If the Doctoral Dissertation Committee requires revisions, those must be done in a timely manner, not to exceed one year, and agreed upon by the committee. If the revisions are not completed by the dissertation submission deadline for the term when the student defends, the student will be required to register for the next semester and will graduate in the semester when the revisions are completed and approved. If revisions are not done by the end of the time to degree period, the student will have to re-take comprehensive examinations to demonstrate up-to-date knowledge.
Students entering the PhD program must complete their degree within five years after taking the Oral Comprehensive Examination. Students may petition for an extension of time to complete their PhD degree, if they are only slightly past the five-year rule.
Annual Progress Report
All graduate students are expected to submit a SWES Graduate Student Annual Progress Report. The Report is due annually on June 15th.
Satisfactory Progress Policy
A minor course of study is required; this constitutes at least twelve units. SWES students have two options for completing their minor:
Intradepartment - In recognition of the diversity of the SWES Department, students whose major department is SWES can also obtain their minor within the SWES Department if they so desire. In this case, the faculty acting as the major Comprehensive Examination Committee and Doctoral Dissertation Committee members must be distinguished from minor committee members.
Twelve credits are required for the minor. The set of courses used to satisfy the minor should comprise a topic area that is clearly distinguishable from the major. For example, a student majoring in Environmental Microbiology could complete an intradepartmental minor in Environmental and Soil Chemistry. The specific courses used to complete the minor will be selected in consultation with the Minor Professor (tenure-track faculty from the minor area of study) who has final approval.
Interdepartment - Students may also obtain a minor from another department. In this case, the requirements of that department must be followed.
|Application Acceptance Rate||54%|

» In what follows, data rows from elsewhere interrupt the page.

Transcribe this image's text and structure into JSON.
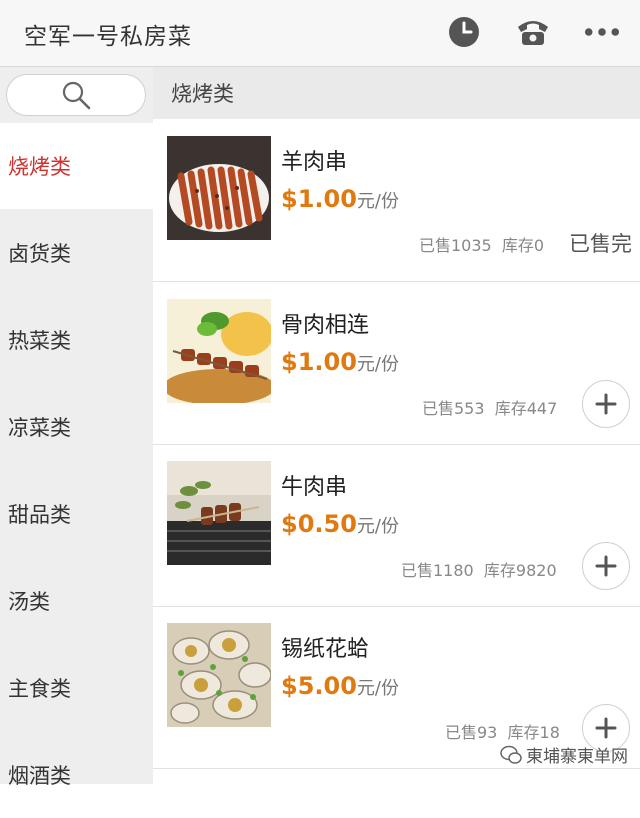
{
  "header": {
    "title": "空军一号私房菜",
    "icons": [
      "clock-icon",
      "phone-icon",
      "more-icon"
    ]
  },
  "search": {
    "icon": "search-icon"
  },
  "categories": [
    {
      "label": "烧烤类",
      "active": true
    },
    {
      "label": "卤货类"
    },
    {
      "label": "热菜类"
    },
    {
      "label": "凉菜类"
    },
    {
      "label": "甜品类"
    },
    {
      "label": "汤类"
    },
    {
      "label": "主食类"
    },
    {
      "label": "烟酒类"
    }
  ],
  "section": {
    "title": "烧烤类"
  },
  "items": [
    {
      "name": "羊肉串",
      "price": "$1.00",
      "unit": "元/份",
      "sold": "已售1035",
      "stock": "库存0",
      "status": "已售完"
    },
    {
      "name": "骨肉相连",
      "price": "$1.00",
      "unit": "元/份",
      "sold": "已售553",
      "stock": "库存447"
    },
    {
      "name": "牛肉串",
      "price": "$0.50",
      "unit": "元/份",
      "sold": "已售1180",
      "stock": "库存9820"
    },
    {
      "name": "锡纸花蛤",
      "price": "$5.00",
      "unit": "元/份",
      "sold": "已售93",
      "stock": "库存18"
    }
  ],
  "watermark": {
    "text": "東埔寨東单网"
  },
  "colors": {
    "accent_red": "#d0312d",
    "price_orange": "#e07a10"
  }
}
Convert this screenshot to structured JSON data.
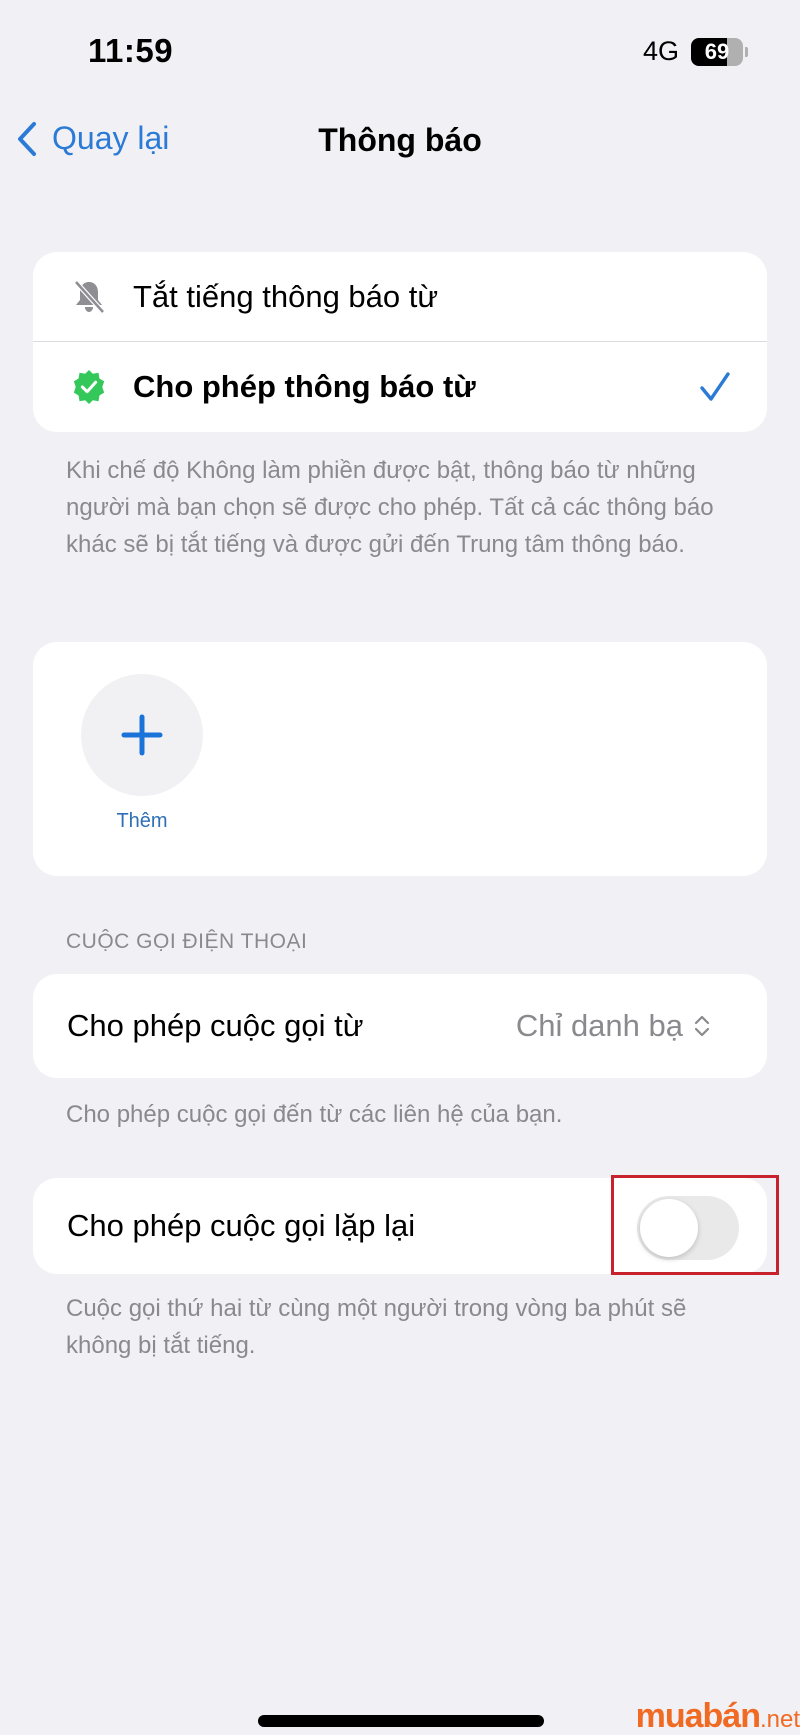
{
  "status_bar": {
    "time": "11:59",
    "network": "4G",
    "battery_percent": 69,
    "battery_label": "69",
    "signal_bars_active": 3,
    "signal_bars_total": 4
  },
  "nav": {
    "back_label": "Quay lại",
    "title": "Thông báo"
  },
  "mode_options": [
    {
      "label": "Tắt tiếng thông báo từ",
      "icon": "bell-slash-icon",
      "selected": false
    },
    {
      "label": "Cho phép thông báo từ",
      "icon": "verified-badge-icon",
      "selected": true
    }
  ],
  "mode_footnote": "Khi chế độ Không làm phiền được bật, thông báo từ những người mà bạn chọn sẽ được cho phép. Tất cả các thông báo khác sẽ bị tắt tiếng và được gửi đến Trung tâm thông báo.",
  "people": {
    "add_label": "Thêm"
  },
  "calls": {
    "section_header": "CUỘC GỌI ĐIỆN THOẠI",
    "allow_calls_label": "Cho phép cuộc gọi từ",
    "allow_calls_value": "Chỉ danh bạ",
    "allow_calls_footnote": "Cho phép cuộc gọi đến từ các liên hệ của bạn.",
    "repeat_calls_label": "Cho phép cuộc gọi lặp lại",
    "repeat_calls_enabled": false,
    "repeat_calls_footnote": "Cuộc gọi thứ hai từ cùng một người trong vòng ba phút sẽ không bị tắt tiếng."
  },
  "watermark": {
    "brand": "muabán",
    "tld": ".net"
  },
  "colors": {
    "accent": "#2b7bd6",
    "background": "#f1f1f5",
    "verified_green": "#34c759",
    "highlight_red": "#c8222c",
    "watermark_orange": "#f06a23"
  }
}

|Med. Time-to-degree (years)||3.50|
|Enrollment Percent Male||49%|
|Enrollment Percent Female||51%|
|Enrollment Percent International||18%|
|Enrollment Percent URM||33%|